[[ The records open ]]
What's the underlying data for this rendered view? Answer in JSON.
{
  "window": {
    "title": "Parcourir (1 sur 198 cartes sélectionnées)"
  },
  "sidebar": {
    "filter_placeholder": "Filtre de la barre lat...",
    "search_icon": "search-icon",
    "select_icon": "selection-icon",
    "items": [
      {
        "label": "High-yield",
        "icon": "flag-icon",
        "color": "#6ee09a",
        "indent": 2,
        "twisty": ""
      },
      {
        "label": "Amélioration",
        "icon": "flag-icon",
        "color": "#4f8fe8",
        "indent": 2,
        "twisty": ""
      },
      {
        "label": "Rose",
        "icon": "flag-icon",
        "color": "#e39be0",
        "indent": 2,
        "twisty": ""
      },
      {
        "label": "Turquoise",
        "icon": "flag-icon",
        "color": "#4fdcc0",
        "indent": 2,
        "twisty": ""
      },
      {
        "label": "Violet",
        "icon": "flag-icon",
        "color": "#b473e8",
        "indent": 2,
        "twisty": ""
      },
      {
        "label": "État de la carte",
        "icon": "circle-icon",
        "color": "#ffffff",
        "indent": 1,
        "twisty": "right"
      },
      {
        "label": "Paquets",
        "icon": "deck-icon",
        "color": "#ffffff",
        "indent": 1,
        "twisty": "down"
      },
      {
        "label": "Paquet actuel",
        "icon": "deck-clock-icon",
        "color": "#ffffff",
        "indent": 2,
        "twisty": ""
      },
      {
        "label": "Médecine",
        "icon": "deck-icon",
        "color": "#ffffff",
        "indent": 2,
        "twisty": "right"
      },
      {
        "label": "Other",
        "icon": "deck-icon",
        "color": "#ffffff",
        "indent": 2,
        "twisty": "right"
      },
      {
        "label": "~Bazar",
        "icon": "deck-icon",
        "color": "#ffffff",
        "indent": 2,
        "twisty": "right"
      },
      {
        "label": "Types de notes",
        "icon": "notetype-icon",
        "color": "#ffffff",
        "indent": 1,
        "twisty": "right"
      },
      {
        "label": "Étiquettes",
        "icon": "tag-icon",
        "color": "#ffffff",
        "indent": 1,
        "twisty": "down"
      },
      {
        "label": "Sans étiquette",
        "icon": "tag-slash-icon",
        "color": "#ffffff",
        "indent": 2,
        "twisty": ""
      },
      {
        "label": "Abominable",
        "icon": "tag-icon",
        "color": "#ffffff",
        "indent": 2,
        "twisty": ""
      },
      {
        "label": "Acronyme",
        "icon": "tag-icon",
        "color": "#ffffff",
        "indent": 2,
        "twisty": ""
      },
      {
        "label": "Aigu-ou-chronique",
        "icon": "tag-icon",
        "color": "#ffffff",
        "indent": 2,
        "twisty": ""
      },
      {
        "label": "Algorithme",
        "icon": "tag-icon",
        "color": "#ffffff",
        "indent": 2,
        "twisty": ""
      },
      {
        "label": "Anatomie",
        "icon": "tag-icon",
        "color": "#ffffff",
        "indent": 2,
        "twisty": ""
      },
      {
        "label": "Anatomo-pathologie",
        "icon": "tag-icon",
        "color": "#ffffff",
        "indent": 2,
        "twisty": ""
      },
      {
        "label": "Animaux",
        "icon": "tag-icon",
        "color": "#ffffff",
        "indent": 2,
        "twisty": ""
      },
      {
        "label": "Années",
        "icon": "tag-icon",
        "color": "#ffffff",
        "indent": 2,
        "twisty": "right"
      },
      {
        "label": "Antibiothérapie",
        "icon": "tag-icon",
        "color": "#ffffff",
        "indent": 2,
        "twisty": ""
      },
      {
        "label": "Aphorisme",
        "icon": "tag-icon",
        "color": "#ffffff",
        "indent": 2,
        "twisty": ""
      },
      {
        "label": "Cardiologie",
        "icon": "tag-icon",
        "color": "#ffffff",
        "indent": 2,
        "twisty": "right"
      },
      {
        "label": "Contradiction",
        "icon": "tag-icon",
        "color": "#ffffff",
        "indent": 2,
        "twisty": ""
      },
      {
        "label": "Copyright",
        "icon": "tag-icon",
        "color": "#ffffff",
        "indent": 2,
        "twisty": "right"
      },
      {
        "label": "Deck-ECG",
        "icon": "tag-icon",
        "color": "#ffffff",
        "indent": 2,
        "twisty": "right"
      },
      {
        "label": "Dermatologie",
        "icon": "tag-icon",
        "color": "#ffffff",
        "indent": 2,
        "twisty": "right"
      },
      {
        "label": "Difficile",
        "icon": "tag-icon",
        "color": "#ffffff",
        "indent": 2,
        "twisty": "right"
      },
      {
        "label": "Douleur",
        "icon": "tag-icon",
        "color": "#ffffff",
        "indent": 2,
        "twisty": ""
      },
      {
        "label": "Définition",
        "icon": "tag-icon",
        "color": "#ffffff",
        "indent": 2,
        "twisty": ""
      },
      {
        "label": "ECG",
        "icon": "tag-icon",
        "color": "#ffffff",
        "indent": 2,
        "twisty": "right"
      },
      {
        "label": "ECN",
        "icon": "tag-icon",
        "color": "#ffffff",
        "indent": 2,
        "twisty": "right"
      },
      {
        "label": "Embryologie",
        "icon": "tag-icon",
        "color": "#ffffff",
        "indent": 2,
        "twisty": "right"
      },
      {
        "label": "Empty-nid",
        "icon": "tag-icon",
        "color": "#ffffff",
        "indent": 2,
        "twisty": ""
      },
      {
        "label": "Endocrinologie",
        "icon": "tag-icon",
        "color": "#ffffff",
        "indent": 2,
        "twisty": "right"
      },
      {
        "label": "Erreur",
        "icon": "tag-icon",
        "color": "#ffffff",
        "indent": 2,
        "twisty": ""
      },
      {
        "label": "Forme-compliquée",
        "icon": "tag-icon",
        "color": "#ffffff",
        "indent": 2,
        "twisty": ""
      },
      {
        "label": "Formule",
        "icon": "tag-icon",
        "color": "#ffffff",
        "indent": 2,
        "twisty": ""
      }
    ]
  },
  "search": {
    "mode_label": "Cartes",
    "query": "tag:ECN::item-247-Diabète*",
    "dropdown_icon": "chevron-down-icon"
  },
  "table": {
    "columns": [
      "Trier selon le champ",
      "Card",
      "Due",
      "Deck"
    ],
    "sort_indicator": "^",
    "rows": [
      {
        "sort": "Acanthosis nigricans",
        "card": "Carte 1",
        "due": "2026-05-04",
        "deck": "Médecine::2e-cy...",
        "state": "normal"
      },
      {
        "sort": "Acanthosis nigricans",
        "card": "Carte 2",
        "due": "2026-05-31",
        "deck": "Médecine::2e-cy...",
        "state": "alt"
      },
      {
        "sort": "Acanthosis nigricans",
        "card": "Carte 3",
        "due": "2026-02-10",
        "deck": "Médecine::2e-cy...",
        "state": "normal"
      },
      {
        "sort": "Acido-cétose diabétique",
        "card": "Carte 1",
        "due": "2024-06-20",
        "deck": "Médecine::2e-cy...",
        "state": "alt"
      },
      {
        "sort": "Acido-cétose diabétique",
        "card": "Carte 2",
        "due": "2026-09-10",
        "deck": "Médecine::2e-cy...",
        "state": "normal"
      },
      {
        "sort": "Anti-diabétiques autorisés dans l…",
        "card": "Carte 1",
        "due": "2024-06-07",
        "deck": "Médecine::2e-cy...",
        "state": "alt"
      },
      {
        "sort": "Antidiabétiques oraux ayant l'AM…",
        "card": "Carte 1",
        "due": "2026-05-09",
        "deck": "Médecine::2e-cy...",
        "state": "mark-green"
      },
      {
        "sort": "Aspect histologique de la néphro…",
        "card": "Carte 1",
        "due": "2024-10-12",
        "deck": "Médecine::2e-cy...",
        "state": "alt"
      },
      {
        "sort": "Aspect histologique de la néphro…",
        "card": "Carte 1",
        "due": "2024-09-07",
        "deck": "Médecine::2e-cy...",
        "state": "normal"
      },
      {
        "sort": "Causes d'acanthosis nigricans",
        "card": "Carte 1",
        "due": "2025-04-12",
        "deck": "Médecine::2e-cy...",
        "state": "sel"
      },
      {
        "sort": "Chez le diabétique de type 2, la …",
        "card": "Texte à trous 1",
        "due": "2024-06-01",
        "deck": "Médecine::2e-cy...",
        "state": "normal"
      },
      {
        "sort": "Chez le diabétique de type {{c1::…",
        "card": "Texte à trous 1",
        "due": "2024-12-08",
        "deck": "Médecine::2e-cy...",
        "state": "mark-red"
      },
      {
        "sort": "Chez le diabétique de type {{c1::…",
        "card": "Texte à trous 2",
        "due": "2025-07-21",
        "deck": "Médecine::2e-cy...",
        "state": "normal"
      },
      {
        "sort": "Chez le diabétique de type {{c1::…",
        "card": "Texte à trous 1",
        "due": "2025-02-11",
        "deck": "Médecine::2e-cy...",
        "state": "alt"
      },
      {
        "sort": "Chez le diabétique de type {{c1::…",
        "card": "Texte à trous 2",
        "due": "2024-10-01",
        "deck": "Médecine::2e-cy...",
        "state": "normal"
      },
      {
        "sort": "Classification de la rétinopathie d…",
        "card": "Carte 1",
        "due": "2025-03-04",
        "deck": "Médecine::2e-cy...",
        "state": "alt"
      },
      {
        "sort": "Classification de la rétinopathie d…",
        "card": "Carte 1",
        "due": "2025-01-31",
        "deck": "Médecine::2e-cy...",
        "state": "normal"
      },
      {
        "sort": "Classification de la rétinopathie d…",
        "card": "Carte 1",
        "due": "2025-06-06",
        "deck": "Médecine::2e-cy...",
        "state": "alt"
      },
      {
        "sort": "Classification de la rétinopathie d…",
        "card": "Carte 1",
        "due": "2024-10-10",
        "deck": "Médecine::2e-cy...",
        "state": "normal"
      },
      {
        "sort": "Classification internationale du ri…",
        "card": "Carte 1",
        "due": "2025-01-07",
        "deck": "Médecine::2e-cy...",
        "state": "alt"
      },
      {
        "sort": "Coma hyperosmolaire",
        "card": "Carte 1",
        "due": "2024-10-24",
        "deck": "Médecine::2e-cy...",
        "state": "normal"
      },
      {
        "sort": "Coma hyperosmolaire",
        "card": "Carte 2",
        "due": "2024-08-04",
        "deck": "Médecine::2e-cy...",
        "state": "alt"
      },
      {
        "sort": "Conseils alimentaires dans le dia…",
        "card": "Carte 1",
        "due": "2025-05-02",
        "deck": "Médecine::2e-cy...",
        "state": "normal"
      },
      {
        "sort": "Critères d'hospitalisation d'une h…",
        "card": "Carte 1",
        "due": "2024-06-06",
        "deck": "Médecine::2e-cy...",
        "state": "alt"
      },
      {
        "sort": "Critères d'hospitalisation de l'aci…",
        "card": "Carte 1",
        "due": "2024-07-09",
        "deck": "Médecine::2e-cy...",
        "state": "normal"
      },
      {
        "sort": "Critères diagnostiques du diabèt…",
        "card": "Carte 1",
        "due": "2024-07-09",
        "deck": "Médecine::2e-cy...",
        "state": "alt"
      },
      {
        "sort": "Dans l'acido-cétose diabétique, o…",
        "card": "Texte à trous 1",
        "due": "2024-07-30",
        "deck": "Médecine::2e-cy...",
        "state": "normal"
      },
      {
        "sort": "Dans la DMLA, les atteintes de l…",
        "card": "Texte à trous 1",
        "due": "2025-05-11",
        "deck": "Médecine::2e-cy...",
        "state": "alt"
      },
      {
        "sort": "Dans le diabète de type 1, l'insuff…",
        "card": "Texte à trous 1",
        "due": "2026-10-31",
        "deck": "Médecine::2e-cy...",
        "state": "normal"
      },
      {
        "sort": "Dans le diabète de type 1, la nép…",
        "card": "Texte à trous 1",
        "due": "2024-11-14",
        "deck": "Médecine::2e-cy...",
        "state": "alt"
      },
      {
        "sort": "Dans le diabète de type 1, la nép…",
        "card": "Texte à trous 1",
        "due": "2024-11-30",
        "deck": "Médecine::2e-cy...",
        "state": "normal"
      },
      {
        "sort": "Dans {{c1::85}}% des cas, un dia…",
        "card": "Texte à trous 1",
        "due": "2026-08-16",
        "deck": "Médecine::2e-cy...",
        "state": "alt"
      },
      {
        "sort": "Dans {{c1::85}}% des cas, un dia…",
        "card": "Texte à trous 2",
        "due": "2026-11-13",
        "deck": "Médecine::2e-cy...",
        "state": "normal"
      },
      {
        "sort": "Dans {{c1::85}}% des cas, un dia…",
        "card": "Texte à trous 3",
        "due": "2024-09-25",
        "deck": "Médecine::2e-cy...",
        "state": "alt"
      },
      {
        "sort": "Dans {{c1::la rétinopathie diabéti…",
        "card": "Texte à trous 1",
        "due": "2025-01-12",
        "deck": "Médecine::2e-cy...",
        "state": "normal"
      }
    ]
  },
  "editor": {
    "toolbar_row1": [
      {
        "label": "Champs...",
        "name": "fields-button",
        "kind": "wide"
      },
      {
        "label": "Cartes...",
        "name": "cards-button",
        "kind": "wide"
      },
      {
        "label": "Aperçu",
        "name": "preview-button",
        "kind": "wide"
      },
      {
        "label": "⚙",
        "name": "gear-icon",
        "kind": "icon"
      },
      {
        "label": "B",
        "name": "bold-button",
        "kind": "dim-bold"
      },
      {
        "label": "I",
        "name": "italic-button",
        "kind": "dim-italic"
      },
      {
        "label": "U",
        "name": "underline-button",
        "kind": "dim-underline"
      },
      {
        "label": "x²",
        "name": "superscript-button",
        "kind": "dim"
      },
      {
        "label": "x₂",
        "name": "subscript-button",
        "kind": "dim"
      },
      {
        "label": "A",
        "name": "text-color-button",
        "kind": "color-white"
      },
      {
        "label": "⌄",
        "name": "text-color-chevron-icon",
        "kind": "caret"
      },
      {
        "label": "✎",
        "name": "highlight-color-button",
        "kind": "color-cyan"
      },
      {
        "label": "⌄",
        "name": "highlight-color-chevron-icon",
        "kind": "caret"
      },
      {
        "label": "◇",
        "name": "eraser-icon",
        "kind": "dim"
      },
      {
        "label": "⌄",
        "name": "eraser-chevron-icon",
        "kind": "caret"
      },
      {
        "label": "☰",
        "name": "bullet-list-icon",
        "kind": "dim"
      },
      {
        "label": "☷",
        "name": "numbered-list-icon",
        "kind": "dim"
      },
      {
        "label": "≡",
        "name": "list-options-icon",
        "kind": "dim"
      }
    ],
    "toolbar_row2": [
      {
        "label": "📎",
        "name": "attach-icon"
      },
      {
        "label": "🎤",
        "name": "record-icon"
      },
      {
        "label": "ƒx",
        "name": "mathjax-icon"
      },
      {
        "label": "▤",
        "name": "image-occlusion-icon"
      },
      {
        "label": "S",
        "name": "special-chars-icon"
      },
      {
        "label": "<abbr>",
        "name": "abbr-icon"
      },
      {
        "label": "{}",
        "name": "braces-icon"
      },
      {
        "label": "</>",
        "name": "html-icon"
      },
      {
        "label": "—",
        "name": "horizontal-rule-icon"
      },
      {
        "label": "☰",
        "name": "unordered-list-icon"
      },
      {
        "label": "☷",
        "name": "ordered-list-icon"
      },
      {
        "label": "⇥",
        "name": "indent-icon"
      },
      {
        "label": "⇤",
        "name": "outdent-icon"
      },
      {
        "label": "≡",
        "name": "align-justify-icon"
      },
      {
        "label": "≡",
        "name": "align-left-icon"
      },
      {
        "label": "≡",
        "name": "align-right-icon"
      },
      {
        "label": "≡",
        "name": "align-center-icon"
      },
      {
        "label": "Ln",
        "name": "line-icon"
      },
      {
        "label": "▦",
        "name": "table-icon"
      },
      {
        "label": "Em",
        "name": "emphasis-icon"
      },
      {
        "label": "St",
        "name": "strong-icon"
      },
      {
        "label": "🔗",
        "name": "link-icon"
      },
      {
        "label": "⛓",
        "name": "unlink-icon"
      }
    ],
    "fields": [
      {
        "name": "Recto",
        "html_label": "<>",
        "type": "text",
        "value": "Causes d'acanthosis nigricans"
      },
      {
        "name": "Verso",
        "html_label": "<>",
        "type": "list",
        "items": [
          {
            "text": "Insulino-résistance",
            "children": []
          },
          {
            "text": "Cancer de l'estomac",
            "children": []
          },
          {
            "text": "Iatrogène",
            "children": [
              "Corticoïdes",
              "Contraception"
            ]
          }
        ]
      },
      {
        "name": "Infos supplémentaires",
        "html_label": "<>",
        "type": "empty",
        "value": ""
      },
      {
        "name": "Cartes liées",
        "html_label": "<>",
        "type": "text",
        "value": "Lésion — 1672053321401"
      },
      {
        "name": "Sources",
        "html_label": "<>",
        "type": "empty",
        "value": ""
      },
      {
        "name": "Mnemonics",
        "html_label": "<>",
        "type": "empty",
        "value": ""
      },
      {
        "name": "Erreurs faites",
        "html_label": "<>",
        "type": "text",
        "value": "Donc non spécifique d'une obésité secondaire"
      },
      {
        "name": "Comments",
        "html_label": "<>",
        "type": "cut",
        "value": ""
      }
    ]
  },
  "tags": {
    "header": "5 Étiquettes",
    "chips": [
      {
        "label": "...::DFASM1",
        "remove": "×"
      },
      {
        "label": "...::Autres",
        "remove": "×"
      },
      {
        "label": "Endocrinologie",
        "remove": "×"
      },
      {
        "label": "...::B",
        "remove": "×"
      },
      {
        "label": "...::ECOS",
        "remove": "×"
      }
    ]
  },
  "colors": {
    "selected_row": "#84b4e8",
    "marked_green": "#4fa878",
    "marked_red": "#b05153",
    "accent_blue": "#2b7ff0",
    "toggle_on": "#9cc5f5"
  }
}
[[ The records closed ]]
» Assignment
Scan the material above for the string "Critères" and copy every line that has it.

» Answer to this task
        "sort": "Critères d'hospitalisation d'une h…",
        "sort": "Critères d'hospitalisation de l'aci…",
        "sort": "Critères diagnostiques du diabèt…",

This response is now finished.